And let’s not forget that at the same time the NYT is trying to prove that the media coverage of the two Dem candidates is, for the most part, fair and balanced, they haven’t devoted a single second to the explosive story that has come out of the Canadian media this week regarding the allegations that Obama’s senior economic advisor Austan Goolsbee is assuring Georges Rioux, the Canadian Consulate General in Chicago, that Obama’s harsh words about NAFTA are nothing more than campaign rhetoric. The only two media outlets that have devoted any significant amount of coverage on this have been the originator of the story, CTV, and ABC News. As I noted last night, even in a post the NYT had on their blog which discussed how McCain was criticizing Obama and Clinton on their NAFTA stances, the story about Goolsbee and Rioux was not even mentioned in passing. Yet the NYT last week goes front page with a four-page exposÃ© that started off with an unproven innuendo about an affair between McCain and a lobbyist ten years ago in the opening paragraph.
Can the mediots influence and shape a political race to their advantage?
To play off of an Obama campaign slogan: Yes, they can.
Related: I’ve been reading with mild amusement The Usual Suspects howl with outrage over the endorsement of Senator McCain by Texas pastor John Hagee, who has made some extremely controversial remarks about the Catholic faith and Catholic people, an endorsement McCain has said he was “honored” to receive.
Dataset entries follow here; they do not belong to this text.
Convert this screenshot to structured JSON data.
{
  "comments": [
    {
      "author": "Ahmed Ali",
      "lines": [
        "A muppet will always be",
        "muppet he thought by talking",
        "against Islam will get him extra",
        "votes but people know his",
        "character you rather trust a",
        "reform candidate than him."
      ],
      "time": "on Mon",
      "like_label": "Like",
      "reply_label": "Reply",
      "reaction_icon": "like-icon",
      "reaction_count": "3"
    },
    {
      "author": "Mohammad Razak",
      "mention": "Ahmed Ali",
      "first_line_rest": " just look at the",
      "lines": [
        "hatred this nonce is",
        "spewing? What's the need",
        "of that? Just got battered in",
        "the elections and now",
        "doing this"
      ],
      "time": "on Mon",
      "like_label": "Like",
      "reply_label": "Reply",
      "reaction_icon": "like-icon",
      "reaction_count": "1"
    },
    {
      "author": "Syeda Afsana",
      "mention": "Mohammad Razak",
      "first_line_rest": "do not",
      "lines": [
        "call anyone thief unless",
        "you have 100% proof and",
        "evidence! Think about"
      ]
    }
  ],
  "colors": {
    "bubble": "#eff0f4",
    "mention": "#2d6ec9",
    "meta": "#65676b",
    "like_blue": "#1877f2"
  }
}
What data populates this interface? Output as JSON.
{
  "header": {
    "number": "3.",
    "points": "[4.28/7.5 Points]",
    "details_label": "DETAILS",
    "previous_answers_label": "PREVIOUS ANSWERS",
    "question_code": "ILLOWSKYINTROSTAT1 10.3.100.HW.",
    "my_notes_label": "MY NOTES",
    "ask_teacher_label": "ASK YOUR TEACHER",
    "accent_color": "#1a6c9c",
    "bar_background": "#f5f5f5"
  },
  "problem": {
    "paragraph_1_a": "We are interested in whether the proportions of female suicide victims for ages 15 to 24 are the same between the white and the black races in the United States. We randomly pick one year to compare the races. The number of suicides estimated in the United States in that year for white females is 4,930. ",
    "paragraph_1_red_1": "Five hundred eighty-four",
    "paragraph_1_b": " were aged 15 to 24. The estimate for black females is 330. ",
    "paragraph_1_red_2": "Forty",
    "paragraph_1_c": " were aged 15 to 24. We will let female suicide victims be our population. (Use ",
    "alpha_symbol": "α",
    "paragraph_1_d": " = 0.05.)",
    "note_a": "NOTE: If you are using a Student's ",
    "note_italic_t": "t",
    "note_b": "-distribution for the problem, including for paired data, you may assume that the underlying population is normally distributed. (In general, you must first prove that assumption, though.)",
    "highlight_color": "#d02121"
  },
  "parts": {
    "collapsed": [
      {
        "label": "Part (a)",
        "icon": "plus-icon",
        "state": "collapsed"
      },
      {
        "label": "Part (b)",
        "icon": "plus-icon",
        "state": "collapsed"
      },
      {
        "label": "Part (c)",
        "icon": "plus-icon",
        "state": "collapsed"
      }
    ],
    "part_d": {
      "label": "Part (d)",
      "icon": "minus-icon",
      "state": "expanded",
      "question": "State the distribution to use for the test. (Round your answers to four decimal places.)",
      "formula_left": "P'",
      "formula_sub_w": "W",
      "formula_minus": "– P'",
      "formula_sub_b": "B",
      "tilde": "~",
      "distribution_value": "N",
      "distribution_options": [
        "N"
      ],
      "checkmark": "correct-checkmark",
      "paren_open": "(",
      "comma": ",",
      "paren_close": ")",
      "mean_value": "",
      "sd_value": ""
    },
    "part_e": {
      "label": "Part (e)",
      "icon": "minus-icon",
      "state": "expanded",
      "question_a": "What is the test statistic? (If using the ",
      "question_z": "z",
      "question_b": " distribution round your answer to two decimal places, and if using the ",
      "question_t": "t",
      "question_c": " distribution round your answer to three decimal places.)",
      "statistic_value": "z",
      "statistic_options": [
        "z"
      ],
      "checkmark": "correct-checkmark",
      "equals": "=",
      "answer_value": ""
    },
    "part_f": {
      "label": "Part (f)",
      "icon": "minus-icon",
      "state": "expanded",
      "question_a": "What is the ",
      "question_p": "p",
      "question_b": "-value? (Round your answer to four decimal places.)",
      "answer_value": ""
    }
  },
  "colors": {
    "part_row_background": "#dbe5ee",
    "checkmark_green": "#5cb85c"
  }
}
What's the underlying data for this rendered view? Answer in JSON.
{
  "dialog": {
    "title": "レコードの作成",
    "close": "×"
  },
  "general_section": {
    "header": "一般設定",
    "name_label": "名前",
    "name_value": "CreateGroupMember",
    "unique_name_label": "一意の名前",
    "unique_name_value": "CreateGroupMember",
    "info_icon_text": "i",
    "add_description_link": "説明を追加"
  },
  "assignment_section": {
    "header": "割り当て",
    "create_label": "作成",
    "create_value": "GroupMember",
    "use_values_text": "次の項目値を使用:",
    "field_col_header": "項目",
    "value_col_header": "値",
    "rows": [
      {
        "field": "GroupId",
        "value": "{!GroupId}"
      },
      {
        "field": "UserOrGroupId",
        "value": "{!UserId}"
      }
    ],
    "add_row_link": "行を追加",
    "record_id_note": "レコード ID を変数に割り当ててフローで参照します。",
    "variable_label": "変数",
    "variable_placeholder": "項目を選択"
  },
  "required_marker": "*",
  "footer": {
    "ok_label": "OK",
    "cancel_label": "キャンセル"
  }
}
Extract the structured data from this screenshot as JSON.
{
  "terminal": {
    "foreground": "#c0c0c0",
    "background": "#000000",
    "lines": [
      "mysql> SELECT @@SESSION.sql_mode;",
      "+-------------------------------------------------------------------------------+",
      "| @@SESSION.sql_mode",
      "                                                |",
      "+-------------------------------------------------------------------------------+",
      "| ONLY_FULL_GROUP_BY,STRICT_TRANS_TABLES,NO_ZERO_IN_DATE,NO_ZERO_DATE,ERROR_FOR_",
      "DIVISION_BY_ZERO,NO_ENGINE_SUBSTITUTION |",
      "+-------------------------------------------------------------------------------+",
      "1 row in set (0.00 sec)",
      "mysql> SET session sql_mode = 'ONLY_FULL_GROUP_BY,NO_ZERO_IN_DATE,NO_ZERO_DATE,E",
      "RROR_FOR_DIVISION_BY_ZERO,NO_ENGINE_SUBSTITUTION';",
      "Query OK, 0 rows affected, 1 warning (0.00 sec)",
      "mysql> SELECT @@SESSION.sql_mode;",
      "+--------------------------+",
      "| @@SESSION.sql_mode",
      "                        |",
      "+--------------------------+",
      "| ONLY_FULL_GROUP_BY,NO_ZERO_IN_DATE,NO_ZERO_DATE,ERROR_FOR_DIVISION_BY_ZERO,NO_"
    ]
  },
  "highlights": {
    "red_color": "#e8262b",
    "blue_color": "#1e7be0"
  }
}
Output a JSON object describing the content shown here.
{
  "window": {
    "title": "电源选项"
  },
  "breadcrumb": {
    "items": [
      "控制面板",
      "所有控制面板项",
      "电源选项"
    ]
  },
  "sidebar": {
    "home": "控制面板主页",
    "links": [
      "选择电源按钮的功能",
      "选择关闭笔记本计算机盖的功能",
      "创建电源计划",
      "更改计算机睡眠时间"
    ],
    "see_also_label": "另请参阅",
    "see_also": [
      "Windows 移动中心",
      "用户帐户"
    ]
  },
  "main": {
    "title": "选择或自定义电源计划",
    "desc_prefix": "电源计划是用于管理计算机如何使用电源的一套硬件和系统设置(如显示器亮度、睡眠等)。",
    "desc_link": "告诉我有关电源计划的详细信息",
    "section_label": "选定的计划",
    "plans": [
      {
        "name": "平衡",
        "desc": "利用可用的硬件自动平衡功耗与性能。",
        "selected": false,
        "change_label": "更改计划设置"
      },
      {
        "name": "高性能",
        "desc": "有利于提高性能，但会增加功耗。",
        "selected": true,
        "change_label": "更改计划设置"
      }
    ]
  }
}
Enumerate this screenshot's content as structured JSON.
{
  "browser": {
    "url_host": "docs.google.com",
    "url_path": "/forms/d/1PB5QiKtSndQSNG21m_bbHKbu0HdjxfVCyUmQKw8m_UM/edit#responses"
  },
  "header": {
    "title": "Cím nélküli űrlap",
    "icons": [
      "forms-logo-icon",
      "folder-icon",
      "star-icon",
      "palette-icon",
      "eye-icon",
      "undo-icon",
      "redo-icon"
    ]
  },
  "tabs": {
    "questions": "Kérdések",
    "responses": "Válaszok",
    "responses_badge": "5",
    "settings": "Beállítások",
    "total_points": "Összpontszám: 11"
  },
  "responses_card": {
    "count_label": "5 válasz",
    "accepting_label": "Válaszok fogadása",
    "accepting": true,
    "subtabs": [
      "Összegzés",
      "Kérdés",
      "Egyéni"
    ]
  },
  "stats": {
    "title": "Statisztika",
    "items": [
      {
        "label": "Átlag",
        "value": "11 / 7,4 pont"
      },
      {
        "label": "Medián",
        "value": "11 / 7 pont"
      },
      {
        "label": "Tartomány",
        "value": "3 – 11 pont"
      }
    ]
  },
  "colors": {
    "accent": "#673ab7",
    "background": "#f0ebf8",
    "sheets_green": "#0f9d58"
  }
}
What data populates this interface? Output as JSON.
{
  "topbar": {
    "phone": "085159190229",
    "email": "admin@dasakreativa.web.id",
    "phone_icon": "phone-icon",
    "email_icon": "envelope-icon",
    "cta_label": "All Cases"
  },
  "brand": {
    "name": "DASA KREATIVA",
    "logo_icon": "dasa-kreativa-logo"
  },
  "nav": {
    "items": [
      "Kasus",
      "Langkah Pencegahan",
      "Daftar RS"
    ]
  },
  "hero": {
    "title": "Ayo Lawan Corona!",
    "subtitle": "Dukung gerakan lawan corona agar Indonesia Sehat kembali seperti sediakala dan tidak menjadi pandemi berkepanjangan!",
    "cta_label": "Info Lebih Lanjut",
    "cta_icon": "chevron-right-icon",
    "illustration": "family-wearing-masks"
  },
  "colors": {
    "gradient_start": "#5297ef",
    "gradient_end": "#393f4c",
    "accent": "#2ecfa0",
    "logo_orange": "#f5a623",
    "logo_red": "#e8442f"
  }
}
The DNC has even gotten involved:
His campaign issued the statement after two days of criticism from the Democratic National Committee, the Catholic League and Catholics United.
Democrats quoted Hagee as saying the Catholic Church conspired with Nazis against the Jews and that Hurricane Katrina was God’s retribution for homosexual sin, and they recited his demeaning comments about women and flip remarks about slavery.
“Hagee’s hate speech has no place in public discourse, and McCain’s embrace of this figure raises serious questions about John McCain’s character and his willingness to do anything to win,” said Tom McMahon, executive director of the Democratic National Committee.
Here’s a message for the DNC and the other perpetually outraged far lefty demagogues who are trying to gain political traction with this issue against McCain: When McCain attends Hagee’s church on a routine basis, writes both a speech and a book based on a Hagee sermon, often cites Hagee as a source of inspiration, goes to Hagee regularly for spirtual and political counsel, all of which Senator Barack Obama has done with Rev. Jeremiah Wright, the black nationalist, Jew-hating preacher of the Trinity United Church of Christ – the church BO attends, then get back to me, ok? Until then, your outrage over this endorsement will stand as nothing more than what it is: phoney. You guys have no room to talk on this issue. None.